Quote from: DrSuperGood on February 21, 2018, 06:44:26 AMNow I do not really know about rail physics but from a game play perspective this is kind of ludicrous. I understand that single slopes are meant to represent an incline of ~26.565 degrees which is kind of steep as far as transport goes. However that is the shallowest one can make an incline due to game limitations meaning more realistic inclines of 10 degrees or less over longer distances is mechanically not possible for the player.
Quote from: Ves on February 22, 2018, 03:20:37 PMCan't the logic from the rail cornering be used? I believe that calculates a radius based on multiple tiles.

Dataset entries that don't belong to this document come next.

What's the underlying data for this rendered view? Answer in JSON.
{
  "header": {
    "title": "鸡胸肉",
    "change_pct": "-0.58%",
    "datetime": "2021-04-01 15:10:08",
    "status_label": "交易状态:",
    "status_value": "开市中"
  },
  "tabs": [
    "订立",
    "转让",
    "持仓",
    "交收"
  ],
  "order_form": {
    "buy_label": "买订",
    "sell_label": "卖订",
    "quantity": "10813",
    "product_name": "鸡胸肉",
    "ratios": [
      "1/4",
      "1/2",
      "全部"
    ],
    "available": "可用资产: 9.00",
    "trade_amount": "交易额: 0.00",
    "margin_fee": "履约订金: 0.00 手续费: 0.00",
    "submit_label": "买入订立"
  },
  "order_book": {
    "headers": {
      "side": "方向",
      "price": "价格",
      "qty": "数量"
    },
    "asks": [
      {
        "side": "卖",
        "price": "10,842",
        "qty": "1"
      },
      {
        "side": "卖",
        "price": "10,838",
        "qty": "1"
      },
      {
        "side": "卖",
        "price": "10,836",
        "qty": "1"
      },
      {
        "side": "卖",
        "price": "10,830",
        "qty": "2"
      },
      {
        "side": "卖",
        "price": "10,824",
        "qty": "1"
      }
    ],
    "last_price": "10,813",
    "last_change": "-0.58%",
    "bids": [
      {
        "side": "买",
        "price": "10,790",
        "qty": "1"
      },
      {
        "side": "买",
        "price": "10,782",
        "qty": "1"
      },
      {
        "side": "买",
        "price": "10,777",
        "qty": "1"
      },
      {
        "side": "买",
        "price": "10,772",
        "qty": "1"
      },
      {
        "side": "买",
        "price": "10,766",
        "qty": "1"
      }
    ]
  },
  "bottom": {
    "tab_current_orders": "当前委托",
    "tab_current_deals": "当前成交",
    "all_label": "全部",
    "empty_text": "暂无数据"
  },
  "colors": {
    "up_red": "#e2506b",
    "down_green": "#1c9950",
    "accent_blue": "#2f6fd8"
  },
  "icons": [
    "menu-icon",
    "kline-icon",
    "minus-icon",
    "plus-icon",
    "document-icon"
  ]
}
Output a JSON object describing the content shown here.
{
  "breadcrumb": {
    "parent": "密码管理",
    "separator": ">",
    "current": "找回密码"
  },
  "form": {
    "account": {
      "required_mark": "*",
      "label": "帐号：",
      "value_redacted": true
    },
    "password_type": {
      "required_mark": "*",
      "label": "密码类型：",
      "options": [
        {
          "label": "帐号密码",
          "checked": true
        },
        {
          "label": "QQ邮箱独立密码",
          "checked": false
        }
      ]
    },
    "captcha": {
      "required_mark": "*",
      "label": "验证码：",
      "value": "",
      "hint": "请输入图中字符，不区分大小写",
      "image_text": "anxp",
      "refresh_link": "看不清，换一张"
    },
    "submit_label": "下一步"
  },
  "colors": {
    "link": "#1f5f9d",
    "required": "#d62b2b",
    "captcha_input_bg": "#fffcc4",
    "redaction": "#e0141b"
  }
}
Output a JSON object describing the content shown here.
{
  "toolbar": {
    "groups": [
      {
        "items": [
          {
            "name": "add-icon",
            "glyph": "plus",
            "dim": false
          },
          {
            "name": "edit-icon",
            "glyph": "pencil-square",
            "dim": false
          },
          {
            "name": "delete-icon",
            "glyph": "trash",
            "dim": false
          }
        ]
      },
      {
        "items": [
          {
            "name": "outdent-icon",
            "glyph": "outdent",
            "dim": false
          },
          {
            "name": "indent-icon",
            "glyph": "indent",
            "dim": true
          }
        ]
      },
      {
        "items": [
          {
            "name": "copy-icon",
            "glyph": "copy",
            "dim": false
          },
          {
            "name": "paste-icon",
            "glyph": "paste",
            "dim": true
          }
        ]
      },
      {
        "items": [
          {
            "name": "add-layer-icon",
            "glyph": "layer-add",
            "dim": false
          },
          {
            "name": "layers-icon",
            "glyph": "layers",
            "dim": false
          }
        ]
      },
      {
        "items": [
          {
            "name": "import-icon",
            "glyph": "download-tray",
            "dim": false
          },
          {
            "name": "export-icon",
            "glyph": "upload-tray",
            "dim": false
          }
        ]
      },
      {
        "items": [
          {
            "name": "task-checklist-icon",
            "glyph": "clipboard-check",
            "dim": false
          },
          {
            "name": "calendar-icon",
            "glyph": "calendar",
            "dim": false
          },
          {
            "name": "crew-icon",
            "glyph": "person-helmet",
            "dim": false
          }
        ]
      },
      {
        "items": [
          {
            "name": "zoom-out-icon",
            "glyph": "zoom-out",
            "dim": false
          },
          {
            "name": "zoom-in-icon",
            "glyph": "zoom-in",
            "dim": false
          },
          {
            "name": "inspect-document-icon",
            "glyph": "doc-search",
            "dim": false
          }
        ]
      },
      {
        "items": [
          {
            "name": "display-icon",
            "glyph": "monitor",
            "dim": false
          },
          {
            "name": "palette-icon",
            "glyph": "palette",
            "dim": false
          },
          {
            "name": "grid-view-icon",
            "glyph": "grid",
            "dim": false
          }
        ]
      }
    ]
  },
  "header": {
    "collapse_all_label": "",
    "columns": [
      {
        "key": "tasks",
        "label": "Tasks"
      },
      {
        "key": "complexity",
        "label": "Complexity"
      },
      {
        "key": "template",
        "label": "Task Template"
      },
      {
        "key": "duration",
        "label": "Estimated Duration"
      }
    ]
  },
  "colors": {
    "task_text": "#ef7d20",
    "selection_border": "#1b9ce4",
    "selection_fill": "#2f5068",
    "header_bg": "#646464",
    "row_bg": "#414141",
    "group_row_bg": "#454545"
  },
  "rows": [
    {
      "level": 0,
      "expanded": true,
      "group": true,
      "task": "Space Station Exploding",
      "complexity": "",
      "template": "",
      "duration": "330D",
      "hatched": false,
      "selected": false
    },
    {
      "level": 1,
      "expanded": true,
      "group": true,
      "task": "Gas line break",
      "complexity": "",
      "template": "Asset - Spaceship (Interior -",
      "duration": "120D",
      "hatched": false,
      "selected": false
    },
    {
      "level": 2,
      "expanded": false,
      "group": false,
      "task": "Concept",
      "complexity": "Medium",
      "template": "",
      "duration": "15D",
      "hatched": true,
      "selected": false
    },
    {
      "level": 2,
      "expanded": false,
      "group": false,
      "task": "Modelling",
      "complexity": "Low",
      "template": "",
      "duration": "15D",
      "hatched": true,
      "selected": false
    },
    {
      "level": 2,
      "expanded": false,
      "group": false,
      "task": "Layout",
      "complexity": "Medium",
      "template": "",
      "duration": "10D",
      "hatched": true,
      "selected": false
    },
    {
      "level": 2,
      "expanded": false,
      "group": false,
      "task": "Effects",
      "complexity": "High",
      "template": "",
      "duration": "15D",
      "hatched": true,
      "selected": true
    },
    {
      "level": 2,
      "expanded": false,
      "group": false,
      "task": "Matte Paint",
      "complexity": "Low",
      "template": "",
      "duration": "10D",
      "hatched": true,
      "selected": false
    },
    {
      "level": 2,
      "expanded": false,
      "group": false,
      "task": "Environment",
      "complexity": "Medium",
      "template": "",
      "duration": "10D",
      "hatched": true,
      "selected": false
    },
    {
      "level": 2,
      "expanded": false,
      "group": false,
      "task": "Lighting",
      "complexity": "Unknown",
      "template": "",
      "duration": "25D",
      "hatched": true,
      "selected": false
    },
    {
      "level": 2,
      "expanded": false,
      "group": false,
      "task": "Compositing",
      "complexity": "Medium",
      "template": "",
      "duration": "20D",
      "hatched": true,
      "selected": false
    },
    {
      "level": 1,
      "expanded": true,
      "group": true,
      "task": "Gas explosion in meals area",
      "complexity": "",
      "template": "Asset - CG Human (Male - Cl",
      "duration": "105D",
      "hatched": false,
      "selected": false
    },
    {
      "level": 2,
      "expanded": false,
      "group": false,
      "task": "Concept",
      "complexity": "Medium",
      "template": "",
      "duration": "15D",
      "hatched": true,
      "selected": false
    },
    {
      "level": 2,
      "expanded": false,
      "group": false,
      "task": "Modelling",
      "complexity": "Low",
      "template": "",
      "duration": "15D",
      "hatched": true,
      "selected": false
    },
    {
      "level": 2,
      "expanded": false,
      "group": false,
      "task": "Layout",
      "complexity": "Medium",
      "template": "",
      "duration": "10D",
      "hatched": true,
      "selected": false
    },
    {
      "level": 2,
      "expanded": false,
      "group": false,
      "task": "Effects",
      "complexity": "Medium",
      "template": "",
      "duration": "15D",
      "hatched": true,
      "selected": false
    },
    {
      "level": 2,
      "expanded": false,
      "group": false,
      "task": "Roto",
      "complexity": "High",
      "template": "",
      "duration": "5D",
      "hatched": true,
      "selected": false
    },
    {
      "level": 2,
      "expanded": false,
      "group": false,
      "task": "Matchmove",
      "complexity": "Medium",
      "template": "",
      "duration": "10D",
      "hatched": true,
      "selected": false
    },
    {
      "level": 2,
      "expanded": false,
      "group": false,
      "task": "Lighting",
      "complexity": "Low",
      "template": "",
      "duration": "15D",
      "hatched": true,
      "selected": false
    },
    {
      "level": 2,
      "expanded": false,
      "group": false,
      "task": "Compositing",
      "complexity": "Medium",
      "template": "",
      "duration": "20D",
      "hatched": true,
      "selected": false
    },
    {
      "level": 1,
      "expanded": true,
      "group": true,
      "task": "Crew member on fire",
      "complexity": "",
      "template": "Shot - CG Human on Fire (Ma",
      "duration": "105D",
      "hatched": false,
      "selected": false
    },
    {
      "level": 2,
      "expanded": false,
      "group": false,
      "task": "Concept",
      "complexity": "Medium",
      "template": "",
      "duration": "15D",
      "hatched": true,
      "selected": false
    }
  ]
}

Or, perhaps that was what you where saying is happening on slopes too already, James?
Quote from: jamespetts on February 24, 2018, 12:39:02 PMKirill - what sort of calibration for the different Z-scale were you thinking of here, and how would this fit into all of the various sybsystems?
Quote from: Kirill Stepanoff on February 24, 2018, 10:43:31 PMI just was scared of 500 per mille gradients assumed by DrSuperGood However there are no traces of them in the code.Gradients that present in the code are rather steep - up to 40‰ for 1Z slope and 80‰ for 2Z slope for railways, and slow and weak vehicles (read "horses") are more prone to reach maximum gradient penalty :-(
Quote from: ACarlotti on February 25, 2018, 08:14:50 PM----ud---- = 2|5|5|5|6|-6|-5|-5|-5|-2 (this is slightly different to the literal specification in my previous post)
Quote from: ACarlotti on March 02, 2018, 08:08:38 PMSome of the main issues in the results of the current code:The force due to downhill slopes is less than the force due to uphill slopes. They should (from a physics perspective) be equal.The current code for smoothing gradients gives inconsistent results to the total force (averaged over distance) for some combinations of different slope values, due to varying use of min and max without accounting for what the previous slope was.The addition of curve_friction_factor looks problematic, but might be ok as long as it's never too large.I could fix these issues separately, but I think it would be more efficient to leave that code alone until we've decided whether or not implement gradient smoothing properly.
Quote from: Vladki on March 03, 2018, 01:49:25 PMI don't know where Acarlotti got his information about early railways having only 0.05% gradients, but as you can see horse railways were able to overcome some decent hills. Of course at the steepest part of this railway, trains had to be split and extra horses employed. More on that later.